What is 'Microfinance' ?
- Microfinance, also called microcredit?, is a type of banking service that is provided to unemployed or low-income individuals or groups who otherwise would have no other access to financial services. While institutions participating in the area of microfinance most often provide lending (microloans can range from as small as Rs.100 to as large as Rs.25,000), shivneri banks offer additional services, such as checking and savings accounts, and micro-insurance products; and some even provide financial and business education. Ultimately, the goal of microfinance is to give impoverished people an opportunity to become self-sufficient.
History of Microfinance :
- Microfinance is not a new concept: Small operations have existed since the 18th century. The first occurrence of microlending is attributed to the Irish Loan Fund system, introduced by Jonathan Swift, which sought to improve conditions for impoverished Irish citizens. In its modern form, microfinancing became popular on a large scale in the 1970s. The first organization to receive attention was the Grameen Bank, which was started in 1976 by Muhammad Yunus in Bangladesh. In addition to providing loans to its clients, the Grameen Bank also suggests that its customers subscribe to its "16 Decisions," a basic list of ways that the poor can improve their lives. The "16 Decisions" touch upon a wide variety of subjects ranging from a request to stop the practice of issuing dowries upon a couple's marriage, to keeping drinking water sanitary.
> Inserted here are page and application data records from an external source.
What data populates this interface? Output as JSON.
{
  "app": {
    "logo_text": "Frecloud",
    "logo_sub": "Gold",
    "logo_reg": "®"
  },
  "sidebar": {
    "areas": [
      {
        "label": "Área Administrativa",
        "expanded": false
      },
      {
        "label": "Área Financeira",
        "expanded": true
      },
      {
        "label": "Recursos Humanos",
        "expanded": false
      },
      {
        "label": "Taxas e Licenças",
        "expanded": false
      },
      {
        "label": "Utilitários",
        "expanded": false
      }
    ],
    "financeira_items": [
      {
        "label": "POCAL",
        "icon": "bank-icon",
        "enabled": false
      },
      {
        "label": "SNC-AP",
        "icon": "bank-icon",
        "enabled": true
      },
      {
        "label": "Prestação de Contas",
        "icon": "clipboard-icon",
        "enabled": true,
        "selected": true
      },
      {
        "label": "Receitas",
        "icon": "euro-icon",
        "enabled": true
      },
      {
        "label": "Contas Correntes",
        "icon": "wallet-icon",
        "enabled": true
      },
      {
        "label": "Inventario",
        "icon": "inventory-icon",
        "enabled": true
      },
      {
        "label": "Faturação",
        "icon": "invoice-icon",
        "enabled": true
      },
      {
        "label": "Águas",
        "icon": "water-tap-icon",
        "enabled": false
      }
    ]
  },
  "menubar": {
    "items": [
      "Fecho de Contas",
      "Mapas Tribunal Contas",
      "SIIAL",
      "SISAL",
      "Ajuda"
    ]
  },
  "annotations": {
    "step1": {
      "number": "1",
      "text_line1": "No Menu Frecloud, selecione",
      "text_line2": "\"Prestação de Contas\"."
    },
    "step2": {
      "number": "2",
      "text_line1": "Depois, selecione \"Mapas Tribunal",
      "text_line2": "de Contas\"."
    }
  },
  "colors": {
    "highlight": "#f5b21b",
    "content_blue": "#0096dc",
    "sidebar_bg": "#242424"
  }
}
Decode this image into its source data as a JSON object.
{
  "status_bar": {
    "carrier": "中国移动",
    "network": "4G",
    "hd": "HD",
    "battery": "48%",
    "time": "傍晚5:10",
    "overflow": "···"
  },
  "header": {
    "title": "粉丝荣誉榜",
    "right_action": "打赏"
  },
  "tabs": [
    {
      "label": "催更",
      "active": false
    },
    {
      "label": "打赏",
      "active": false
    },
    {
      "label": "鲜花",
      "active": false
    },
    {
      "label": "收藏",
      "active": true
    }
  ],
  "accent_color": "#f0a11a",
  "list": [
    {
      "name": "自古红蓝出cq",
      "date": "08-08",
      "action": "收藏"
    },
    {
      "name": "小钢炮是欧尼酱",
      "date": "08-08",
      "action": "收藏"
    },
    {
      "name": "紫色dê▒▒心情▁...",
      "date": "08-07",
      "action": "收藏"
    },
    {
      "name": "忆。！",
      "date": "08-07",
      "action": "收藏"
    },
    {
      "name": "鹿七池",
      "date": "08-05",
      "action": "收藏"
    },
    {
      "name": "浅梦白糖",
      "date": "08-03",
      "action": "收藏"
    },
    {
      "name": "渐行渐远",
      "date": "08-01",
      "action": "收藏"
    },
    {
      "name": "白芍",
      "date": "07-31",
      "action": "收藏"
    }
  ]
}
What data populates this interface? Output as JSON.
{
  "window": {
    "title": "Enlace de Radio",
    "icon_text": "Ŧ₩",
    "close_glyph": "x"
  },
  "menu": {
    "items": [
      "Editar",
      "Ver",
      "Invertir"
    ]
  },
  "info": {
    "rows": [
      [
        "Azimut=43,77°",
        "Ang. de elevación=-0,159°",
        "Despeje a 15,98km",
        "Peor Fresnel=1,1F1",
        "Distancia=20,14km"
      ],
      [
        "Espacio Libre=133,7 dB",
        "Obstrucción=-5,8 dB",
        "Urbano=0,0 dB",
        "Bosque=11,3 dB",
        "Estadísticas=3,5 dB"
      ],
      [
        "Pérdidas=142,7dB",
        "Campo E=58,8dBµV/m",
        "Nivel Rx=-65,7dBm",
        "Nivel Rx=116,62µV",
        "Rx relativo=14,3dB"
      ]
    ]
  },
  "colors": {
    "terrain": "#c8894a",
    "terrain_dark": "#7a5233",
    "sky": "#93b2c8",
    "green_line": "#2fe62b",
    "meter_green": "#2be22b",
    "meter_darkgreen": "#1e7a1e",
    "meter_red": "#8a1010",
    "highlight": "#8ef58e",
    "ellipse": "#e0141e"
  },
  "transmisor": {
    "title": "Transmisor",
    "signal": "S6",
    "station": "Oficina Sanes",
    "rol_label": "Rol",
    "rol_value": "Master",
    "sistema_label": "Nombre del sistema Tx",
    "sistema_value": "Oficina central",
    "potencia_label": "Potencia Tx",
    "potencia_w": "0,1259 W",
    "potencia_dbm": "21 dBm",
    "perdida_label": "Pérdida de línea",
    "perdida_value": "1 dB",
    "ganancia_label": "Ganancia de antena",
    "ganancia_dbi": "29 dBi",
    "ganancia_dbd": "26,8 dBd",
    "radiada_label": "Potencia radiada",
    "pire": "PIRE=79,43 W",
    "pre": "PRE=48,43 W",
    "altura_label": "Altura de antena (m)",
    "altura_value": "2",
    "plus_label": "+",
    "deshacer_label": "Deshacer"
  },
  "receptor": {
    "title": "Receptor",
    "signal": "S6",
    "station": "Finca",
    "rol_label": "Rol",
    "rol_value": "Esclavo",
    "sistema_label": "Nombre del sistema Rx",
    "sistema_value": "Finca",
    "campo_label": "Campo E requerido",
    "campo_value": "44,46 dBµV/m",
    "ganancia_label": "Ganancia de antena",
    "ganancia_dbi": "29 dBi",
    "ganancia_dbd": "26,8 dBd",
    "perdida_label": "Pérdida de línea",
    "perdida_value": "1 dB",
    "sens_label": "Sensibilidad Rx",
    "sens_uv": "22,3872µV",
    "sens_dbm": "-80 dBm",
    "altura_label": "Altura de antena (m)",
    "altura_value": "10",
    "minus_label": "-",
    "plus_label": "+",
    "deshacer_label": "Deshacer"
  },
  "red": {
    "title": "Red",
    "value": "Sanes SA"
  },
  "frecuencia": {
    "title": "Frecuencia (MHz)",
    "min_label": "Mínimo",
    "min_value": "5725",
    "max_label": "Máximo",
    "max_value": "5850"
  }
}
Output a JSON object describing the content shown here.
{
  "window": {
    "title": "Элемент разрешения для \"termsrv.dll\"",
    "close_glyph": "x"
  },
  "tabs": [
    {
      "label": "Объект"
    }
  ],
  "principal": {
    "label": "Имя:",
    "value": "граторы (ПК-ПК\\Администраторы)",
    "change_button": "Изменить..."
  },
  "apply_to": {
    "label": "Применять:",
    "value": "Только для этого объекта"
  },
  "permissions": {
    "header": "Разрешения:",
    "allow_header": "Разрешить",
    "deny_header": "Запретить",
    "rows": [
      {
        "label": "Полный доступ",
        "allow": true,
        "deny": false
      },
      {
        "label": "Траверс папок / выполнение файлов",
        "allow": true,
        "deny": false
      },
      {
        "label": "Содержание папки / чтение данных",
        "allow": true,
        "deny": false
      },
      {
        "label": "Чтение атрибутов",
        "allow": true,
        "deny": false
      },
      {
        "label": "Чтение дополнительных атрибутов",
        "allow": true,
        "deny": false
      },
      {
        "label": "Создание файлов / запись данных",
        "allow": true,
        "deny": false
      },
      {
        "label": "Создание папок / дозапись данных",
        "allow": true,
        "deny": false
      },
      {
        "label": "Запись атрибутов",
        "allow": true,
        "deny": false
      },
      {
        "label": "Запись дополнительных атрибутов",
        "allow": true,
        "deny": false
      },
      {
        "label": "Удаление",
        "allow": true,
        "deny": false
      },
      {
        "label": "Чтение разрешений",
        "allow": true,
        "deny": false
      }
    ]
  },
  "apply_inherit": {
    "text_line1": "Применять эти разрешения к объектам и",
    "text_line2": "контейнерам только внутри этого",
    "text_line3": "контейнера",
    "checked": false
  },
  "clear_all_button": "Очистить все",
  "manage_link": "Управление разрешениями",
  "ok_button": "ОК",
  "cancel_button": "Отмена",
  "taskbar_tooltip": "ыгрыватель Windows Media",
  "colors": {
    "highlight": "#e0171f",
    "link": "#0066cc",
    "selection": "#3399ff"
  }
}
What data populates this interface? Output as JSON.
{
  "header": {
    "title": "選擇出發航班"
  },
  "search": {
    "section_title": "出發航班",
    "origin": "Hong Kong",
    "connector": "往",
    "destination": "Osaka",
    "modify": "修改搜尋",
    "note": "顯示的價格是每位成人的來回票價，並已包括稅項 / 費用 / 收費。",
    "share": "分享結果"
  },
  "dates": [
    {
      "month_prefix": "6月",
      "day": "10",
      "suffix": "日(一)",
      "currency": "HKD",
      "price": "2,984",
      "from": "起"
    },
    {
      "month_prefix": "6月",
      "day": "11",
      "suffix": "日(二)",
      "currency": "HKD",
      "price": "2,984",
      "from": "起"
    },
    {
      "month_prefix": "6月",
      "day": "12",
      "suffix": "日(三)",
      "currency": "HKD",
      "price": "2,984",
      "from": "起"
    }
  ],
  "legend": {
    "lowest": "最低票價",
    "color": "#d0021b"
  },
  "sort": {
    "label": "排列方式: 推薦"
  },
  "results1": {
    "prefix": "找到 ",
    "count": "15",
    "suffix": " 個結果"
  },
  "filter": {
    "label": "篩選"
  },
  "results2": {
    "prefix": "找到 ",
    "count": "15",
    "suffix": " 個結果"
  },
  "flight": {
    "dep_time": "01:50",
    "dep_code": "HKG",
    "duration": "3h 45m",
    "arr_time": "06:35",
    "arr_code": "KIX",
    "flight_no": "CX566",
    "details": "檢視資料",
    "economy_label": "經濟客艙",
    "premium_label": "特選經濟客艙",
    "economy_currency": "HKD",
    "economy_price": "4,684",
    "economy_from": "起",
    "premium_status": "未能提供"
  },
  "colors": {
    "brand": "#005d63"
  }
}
In 2006, the Nobel Peace Prize was awarded to both Yunus and the Grameen Bank for their efforts in developing the microfinance system.
Benefits of Microfinance :
- The World Bank estimates that more than 500 million people have directly or indirectly benefited from microfinance-related operations. The International Finance Corporation (IFC), part of the larger World Bank Group, estimates that, as of 2014, more than 130 million people have directly benefited from microfinance-related operations. However, these operations are only available to approximately 20 percent of the three billion people who qualify as among the world’s poor. In addition to providing microfinancing options, the IFC has helped establish or improve credit reporting bureaus in 30 developing nations. It has also advocated for adding relevant laws in 33 countries that govern financial activities.
- The benefits of microfinance extend beyond the direct effects of giving people a source for capital. Entrepreneurs who create successful businesses, in turn create jobs, trade, and overall economic improvement within a community. Empowering women in particular, as many microfinance organizations do, may lead to more stability and prosperity for families.
Each independent living by starting your home-based business with Shivneri banks varied micro loans- and contribute to additional income for your family. You can now invest in many more income-generating activities by accessing timely funds.
Create an additional source of income for your family starting a co-owned, Co-run business with other aspiring women, financed by our micro loan. You can now access group capital at your doorsteps and repay it conveniently with your other group members.